When artifacts are introduced on the show some of the history of the person and/or event that created it are discussed, often leading to the viewer wanting to know more. This was the case for GeekMom Kelly after a Christmas episode that featured an artifact (a small submarine crafted from empty shell casings) created at the 1941 Christmas truce on the front lines of World War One and given as a gift across enemy lines. The episode inspired her to find out more about World War One and the Christmas truce.
The Guest Stars & Geek References

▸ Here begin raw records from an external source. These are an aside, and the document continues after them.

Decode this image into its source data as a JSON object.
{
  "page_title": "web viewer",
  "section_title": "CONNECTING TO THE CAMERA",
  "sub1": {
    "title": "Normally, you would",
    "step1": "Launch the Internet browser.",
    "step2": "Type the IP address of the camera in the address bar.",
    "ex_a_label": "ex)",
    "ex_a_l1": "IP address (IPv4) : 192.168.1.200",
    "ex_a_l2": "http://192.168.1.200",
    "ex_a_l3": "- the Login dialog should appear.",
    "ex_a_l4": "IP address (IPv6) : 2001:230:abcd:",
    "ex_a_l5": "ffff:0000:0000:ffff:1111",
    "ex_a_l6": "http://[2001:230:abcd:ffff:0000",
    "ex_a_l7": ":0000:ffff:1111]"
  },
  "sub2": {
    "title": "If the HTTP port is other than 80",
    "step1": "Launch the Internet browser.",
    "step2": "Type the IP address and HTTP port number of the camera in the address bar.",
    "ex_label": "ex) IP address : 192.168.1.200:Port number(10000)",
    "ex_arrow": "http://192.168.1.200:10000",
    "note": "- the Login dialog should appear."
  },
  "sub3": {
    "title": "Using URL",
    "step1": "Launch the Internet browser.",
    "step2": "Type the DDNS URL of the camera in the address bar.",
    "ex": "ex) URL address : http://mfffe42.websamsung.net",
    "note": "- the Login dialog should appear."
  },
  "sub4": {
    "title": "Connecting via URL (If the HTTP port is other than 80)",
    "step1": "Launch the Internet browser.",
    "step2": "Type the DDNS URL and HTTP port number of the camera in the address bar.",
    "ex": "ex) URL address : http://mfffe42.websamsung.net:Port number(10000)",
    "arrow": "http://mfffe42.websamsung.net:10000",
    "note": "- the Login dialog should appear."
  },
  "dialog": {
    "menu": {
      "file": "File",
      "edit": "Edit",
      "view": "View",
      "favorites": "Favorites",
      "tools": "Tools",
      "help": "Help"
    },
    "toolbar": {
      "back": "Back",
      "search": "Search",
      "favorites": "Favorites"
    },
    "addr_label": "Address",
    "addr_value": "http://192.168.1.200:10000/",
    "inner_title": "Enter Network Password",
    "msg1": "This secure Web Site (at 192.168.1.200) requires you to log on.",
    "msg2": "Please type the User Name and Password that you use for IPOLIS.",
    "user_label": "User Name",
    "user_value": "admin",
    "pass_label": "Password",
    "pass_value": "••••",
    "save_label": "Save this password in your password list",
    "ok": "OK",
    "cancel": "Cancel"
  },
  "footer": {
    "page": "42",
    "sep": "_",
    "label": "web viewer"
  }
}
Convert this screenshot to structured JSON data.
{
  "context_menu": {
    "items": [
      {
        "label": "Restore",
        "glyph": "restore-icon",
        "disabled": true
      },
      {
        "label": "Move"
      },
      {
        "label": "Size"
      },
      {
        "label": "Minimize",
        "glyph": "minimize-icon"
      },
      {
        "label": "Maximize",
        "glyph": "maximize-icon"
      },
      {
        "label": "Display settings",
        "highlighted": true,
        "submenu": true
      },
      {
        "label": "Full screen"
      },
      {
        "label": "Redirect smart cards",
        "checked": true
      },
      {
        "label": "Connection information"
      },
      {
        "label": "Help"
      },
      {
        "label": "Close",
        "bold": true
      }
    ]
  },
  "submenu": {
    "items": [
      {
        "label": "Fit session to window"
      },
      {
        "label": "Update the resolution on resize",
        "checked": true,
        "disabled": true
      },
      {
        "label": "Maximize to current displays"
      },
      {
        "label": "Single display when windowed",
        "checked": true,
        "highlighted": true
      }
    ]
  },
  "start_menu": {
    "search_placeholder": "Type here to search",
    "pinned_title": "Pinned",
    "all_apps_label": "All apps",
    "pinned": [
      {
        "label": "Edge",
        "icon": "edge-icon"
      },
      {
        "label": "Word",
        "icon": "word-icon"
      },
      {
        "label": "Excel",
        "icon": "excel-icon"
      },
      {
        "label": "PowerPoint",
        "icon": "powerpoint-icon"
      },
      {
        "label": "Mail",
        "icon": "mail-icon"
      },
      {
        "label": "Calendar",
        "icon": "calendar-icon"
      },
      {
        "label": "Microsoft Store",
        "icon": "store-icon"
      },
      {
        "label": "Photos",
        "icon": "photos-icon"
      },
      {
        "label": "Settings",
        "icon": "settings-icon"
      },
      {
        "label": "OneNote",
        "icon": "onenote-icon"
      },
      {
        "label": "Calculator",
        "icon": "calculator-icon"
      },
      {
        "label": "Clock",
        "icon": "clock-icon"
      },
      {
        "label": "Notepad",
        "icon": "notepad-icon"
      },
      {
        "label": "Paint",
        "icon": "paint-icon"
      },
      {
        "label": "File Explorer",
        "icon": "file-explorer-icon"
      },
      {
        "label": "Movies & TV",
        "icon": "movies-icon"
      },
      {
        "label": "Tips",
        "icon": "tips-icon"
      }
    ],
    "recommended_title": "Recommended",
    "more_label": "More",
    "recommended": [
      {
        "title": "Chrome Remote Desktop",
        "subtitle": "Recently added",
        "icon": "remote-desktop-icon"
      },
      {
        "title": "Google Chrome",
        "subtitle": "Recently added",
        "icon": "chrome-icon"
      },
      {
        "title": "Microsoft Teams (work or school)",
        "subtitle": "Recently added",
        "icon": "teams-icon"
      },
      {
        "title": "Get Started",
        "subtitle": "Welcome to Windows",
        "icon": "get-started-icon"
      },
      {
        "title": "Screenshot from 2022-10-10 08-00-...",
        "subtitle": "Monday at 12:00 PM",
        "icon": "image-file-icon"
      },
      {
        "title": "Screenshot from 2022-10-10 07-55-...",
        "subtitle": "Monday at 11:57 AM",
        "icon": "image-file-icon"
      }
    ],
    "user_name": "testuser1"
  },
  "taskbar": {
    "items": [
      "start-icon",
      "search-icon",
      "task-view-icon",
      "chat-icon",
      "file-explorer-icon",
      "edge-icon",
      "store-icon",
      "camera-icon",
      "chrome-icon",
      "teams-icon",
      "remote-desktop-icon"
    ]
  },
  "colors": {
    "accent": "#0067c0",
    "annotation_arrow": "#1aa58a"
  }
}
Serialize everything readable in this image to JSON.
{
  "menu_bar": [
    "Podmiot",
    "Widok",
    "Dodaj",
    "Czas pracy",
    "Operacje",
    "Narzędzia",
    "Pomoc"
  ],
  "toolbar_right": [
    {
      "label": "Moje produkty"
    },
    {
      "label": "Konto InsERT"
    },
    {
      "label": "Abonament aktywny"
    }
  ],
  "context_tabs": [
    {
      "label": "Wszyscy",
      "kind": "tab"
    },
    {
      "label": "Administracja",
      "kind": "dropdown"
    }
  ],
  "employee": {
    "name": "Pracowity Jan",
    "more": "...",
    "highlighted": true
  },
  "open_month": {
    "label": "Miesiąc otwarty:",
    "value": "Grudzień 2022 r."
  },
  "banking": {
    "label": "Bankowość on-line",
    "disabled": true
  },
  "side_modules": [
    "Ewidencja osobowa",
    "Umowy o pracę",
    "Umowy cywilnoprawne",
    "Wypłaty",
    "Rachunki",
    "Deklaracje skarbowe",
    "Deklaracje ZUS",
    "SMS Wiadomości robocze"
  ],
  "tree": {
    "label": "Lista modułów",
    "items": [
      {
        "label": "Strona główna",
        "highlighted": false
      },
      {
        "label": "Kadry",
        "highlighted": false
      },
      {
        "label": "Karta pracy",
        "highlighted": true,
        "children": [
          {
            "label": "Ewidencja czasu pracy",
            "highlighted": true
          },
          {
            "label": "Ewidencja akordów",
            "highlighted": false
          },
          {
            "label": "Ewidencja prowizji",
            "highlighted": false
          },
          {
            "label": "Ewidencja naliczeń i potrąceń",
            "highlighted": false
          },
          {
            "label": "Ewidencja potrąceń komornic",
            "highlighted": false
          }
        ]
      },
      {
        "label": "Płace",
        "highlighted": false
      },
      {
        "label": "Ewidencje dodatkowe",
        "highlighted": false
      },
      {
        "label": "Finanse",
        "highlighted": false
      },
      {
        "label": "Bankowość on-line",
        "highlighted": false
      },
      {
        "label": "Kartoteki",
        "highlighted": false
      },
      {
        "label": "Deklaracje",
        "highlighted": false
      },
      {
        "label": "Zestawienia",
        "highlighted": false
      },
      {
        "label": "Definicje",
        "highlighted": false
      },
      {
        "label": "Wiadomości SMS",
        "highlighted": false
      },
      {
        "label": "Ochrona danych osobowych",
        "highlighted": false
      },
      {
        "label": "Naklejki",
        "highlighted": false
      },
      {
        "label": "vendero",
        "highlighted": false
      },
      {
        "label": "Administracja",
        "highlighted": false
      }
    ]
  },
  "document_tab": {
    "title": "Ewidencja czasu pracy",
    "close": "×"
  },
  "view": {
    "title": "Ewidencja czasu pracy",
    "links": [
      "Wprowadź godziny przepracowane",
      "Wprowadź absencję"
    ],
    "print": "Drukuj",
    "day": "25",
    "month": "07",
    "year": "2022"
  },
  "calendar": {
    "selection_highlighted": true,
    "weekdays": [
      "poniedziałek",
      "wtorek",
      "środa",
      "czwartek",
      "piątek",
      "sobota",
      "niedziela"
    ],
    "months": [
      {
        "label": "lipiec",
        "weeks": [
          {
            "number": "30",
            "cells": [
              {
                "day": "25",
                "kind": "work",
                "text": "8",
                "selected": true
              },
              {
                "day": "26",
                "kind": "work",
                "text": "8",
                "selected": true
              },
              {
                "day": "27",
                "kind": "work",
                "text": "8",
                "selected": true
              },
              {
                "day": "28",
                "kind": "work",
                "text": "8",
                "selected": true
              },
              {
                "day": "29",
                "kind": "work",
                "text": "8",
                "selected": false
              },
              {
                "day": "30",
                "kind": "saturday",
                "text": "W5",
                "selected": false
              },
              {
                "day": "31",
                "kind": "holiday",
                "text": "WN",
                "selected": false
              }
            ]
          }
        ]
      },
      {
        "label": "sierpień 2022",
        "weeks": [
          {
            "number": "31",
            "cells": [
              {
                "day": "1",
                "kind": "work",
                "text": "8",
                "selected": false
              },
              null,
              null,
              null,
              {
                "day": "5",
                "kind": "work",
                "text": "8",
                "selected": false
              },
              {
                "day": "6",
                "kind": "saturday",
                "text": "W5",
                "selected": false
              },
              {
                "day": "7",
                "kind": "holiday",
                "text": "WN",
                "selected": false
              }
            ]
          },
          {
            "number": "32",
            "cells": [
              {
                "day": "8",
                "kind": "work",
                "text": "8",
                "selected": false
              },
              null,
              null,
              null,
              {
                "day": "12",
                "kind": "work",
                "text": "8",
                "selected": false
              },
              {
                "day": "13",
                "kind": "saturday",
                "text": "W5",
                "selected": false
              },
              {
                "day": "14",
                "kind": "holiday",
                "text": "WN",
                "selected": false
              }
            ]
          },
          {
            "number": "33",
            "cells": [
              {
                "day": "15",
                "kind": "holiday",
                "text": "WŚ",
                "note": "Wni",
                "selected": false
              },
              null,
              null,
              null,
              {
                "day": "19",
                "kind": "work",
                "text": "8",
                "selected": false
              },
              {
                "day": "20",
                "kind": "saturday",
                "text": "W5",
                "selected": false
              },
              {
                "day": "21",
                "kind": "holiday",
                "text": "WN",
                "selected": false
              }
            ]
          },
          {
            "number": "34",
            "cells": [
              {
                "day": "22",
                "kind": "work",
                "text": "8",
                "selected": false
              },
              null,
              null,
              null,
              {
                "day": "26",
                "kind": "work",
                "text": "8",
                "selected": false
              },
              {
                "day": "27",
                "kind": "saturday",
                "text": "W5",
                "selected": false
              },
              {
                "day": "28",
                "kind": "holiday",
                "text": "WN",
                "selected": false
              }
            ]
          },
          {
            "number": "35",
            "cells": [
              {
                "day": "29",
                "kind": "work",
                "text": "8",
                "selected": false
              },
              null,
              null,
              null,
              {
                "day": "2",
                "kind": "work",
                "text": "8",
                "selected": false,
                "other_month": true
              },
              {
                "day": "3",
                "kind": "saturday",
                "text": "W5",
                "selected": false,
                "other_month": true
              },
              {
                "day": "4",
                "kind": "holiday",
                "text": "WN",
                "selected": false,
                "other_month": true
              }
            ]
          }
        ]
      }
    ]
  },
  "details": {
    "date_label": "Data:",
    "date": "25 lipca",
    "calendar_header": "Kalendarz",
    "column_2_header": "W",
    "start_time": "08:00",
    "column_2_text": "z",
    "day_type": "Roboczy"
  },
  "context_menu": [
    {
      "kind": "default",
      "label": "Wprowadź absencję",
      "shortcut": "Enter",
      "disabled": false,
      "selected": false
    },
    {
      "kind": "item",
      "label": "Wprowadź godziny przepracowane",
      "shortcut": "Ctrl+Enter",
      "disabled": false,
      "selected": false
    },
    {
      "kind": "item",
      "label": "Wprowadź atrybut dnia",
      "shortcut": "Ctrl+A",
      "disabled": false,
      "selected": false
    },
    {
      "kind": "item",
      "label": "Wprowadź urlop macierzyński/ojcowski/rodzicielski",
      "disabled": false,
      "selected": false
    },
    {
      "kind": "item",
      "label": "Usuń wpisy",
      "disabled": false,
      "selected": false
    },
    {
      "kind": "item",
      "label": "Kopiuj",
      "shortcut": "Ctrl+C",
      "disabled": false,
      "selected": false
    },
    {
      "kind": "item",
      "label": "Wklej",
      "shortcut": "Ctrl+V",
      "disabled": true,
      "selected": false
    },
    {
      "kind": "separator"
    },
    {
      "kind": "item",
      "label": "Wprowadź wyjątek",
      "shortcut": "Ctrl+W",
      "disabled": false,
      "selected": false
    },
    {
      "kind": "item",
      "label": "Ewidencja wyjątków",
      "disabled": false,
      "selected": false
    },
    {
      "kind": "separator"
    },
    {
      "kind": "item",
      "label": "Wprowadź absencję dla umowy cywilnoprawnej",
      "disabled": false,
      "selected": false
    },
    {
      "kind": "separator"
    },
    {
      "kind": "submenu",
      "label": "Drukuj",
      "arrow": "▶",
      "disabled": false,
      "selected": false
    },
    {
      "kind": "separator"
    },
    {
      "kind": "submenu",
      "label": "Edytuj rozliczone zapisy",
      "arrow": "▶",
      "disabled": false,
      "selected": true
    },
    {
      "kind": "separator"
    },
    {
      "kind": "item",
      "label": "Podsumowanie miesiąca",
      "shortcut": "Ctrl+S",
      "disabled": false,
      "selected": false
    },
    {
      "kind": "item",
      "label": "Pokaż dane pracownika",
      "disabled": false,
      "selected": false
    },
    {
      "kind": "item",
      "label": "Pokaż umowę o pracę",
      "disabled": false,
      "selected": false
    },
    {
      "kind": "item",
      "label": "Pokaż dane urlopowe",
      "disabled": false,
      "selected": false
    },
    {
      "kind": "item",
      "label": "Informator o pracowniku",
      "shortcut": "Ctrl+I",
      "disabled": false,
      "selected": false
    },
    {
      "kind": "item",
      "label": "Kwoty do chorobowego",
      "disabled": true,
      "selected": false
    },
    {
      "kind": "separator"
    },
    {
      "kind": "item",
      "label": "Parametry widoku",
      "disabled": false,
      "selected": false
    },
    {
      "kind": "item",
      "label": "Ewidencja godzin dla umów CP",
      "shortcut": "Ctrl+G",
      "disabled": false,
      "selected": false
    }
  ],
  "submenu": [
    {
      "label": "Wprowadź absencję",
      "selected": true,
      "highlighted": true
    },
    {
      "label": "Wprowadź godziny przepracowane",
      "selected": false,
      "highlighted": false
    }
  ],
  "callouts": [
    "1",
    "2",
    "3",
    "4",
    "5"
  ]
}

The show is filled with geeky guest stars. Season two featured a small Firefly reunion as Jewel Staite and Sean Maher came aboard to play a young couple living in Detroit. The upcoming season 4.5 will include more guests from the Whedonverse as Anthony Head and James Marsters join the cast.
Star Trek fans are also well accounted for with Jeri Ryan, Kate Mulgrew and Brent Spiner all with recurring roles and, of course, the show fits into SyFy’s shared universe with characters crossing between Warehouse 13, Eureka and Alphas.
Finally, no science fiction show worth its salt would be complete without at least an occasional role for Mark Sheppard and this one is no exception with Mark playing a recurrent role as one of the Regents who govern Warehouse affairs.
Guest stars are not the only geek credentials on the show either. The dialog is filled with sneaky references to other shows, films and comics, Star Wars and comic books get the majority of the screen time but the show also has time for lesser-spotted fandoms like Twister and Tomb Raider. Agent Pete Lattimer is shown as a comic book fan and collector who is beyond thrilled when given rare issues as gifts, and even the episode titles have been known to sneak in a subtle reference such as Episode 4.1, cunningly titled A New Hope.
They All Live in a
Yellow Submarine White B&B
The main Warehouse agents all live together in a B&B in the small South Dakota town of Univille when not on the road hunting down artifacts. This creates a deep sense of family between the group which has grown over the seasons and is rarely seen elsewhere. Fans of the show often talk about the Warehouse family with Artie as a father figure, Leena as a mother, Pete & Myka as squabbling older siblings and Claudia as the baby. This tight bond helps increase the emotional weight of plots where one or more of the agents is in jeopardy and also ups the ante when admitting a new member to the group as the cost of disloyalty is so much higher.
For me the best thing about Warehouse 13 is how joyously happy it is.
It really is a show with an immense feel-good factor. Even when dealing with artifacts that have the potential to kill millions, the Warehouse agents manage to stay upbeat and keep the show light whilst showing the viewers the darkness around them. The dialog is often hilarious, especially between teenage Junior Agent Claudia and the older Artie Nielsen who delight in antagonizing one another especially over issue of age.
Claudia: That’s why it’s a 24-hour stopwatch because Magellan was the first one to sail all around the world.
Artie: So you actually paid attention in fifth grade?
Claudia: Yes, now think back to your youth, and try to remember what he said to you on deck the night he crossed the International Date Line.
Right now, there are a lot of brilliant yet deadly serious shows hitting our screens. New shows Hannibal and Defiance standing testament to this alongside current hits like Game of Thrones and The Walking Dead.
Warehouse 13 offers some relief from these with its humorous approach to stories that could otherwise be deeply depressing. Sometimes a bit of light-hearted fun is what we all need.